TheInfoList

In mathematics, the Gagliardo–Nirenberg interpolation inequality is a result in the theory of Sobolev spaces that estimates the weak derivatives of a function. The estimates are in terms of Lp norms of the function and its derivatives, and the inequality “interpolates” among various values of p and orders of differentiation, hence the name. The result is of particular importance in the theory of elliptic partial differential equations.

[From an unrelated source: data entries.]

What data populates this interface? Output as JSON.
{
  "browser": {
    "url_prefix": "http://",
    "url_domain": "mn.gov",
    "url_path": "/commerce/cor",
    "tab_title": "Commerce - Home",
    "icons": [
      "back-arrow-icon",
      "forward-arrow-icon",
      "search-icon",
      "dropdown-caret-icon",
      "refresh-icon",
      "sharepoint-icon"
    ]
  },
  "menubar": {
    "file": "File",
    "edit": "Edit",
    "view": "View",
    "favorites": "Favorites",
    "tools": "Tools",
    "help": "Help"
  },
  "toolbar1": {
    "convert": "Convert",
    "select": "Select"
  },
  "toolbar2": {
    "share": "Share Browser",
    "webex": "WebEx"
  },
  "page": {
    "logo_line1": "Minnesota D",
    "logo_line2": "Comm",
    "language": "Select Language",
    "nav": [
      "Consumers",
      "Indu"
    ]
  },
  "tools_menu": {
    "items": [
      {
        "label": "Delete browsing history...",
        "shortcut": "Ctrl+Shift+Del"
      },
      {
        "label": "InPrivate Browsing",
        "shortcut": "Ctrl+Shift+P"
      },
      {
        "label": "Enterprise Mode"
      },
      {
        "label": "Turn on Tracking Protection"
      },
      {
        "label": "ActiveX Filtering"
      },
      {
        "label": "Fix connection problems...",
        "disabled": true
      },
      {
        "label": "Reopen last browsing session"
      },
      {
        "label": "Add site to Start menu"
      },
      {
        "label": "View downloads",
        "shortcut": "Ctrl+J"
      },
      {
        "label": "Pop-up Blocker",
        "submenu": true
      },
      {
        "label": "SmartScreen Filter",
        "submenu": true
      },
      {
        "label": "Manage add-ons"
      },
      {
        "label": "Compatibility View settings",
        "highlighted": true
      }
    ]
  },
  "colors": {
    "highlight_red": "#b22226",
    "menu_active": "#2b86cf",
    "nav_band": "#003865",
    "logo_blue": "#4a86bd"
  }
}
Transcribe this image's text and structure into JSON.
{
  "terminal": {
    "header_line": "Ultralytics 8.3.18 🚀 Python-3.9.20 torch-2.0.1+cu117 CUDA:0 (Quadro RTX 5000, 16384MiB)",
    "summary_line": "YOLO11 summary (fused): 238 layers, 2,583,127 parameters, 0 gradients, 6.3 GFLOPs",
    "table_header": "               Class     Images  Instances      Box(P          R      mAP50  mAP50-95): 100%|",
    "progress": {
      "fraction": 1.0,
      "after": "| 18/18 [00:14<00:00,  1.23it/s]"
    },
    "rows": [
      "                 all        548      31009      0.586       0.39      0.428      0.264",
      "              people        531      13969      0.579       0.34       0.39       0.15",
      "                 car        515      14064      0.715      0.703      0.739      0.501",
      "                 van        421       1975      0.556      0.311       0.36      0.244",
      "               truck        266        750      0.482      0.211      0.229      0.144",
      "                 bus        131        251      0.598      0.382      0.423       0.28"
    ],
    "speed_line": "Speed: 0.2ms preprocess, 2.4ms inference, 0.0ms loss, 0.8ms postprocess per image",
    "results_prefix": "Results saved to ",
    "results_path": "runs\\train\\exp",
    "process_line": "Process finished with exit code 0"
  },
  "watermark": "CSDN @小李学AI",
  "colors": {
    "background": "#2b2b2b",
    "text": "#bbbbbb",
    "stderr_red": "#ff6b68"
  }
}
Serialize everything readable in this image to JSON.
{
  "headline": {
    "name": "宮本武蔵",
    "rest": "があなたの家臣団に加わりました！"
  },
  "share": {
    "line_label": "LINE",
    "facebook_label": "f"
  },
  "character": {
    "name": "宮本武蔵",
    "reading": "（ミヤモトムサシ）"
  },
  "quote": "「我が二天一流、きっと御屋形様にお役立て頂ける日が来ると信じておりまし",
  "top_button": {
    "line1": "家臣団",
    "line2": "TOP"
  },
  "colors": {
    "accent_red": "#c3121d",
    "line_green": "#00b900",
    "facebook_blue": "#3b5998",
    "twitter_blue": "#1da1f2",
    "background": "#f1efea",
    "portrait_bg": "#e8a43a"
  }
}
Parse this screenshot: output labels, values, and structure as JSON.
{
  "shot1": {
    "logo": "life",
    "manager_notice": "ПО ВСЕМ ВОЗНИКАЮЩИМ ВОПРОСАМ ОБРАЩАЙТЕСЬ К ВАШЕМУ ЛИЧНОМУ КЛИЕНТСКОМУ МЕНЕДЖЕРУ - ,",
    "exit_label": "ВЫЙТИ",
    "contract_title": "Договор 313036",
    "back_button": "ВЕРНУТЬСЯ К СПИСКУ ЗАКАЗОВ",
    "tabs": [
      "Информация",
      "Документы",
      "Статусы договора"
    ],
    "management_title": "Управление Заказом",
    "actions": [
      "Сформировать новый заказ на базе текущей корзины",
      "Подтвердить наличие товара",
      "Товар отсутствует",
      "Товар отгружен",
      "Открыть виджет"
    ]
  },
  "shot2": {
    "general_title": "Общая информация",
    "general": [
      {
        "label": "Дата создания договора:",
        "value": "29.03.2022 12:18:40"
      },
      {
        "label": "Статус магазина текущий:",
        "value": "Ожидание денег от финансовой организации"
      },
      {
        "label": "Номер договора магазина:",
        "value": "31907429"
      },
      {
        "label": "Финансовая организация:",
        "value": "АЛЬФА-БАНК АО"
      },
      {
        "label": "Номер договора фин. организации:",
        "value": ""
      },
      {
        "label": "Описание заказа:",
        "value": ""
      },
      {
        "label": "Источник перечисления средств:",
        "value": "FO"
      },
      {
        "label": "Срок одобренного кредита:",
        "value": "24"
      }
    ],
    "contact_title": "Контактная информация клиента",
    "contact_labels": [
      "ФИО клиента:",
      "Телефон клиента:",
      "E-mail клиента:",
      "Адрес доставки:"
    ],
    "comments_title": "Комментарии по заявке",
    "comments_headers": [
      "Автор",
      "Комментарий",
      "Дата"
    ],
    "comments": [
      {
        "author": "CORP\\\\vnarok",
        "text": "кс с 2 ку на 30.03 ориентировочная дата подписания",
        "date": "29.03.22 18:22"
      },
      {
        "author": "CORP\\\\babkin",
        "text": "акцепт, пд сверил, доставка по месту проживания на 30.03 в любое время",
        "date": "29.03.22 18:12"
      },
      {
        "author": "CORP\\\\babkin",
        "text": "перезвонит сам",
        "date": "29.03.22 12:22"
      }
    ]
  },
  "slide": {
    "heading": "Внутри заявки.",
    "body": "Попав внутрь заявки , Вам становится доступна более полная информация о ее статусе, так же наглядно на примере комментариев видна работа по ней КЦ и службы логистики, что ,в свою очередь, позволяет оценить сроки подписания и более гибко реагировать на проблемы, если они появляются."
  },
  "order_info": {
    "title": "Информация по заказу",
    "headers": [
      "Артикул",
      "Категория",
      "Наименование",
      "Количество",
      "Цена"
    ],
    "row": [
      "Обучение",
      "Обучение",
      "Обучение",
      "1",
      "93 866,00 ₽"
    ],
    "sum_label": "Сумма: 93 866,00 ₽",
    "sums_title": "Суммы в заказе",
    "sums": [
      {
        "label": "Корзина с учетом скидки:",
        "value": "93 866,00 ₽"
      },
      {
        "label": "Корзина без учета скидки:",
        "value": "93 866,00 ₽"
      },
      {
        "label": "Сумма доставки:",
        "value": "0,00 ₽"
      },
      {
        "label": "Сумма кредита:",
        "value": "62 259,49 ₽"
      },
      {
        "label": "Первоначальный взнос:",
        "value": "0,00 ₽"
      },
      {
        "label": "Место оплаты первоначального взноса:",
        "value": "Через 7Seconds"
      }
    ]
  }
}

It was proposed by Louis Nirenberg and Emilio Gagliardo.

## Statement of the inequality

The inequality concerns functions uRn → R. Fix 1 ≤q, r ≤ ∞ and a natural number m. Suppose also that a real number α and a natural number j are such that

${\displaystyle {\frac {1}{p}}={\frac {j}{n}}+\left({\frac {1}{r}}-{\frac {m}{n}}\right)\alpha +{\frac {1-\alpha }{q}}}$

and

${\displaystyle {\frac {j}{m}}\leq \alpha \leq 1.}$

Then

1. every function uRn → R that lies in Lq(Rn) with mth derivative in Lr(Rn) also has jth derivative in Lp(Rn);
2. and, furthermore, there exists a constant C depending only on m, n, j, q, r and α such that
${\displaystyle \\mathrm {D} ^{j}u\_{L^{p}}\leq C\\mathrm {D} ^{m}u\_{L^{r}}^{\alpha }\u\_{L^{q}}^{1-\alpha }.}$

The result has two exceptional cases:

1. If j = 0, mr < n and q = ∞, then it is necessary to make the additional assumption that either u tends to zero at infinity or that u lies in Ls for some finite s > 0.
2. If 1 < r < ∞ and m − j − n ⁄ r is a non-negative integer, then it is necessary to assume also that α ≠ 1.

For functions u: Ω → R defined on a bounded Lipschitz domain Ω ⊆ Rn, the interpolation inequality has the same hypotheses as above and reads

${\displaystyle \\mathrm {D} ^{j}u\_{L^{p}}\leq C_{1}\\mathrm {D} ^{m}u\_{L^{r}}^{\alpha }\u\_{L^{q}}^{1-\alpha }+C_{2}\u\_{L^{s}}}$

where s > 0 is arbitrary; naturally, the constants C1 and C2 depend upon the domain Ω as well as m, n etc.

## Consequences

• When α = 1, the Lq norm of u vanishes from the inequality, and the Gagliardo–Nirenberg interpolation inequality then implies the Sobolev embedding theorem. (Note, in particular, that r is permitted to be 1.)
• Another special case of the Gagliardo–Nirenberg interpolation inequality is Ladyzhenskaya's inequality, in which m = 1, j = 0, n = 2 or 3, q and r are both 2, and p = 4.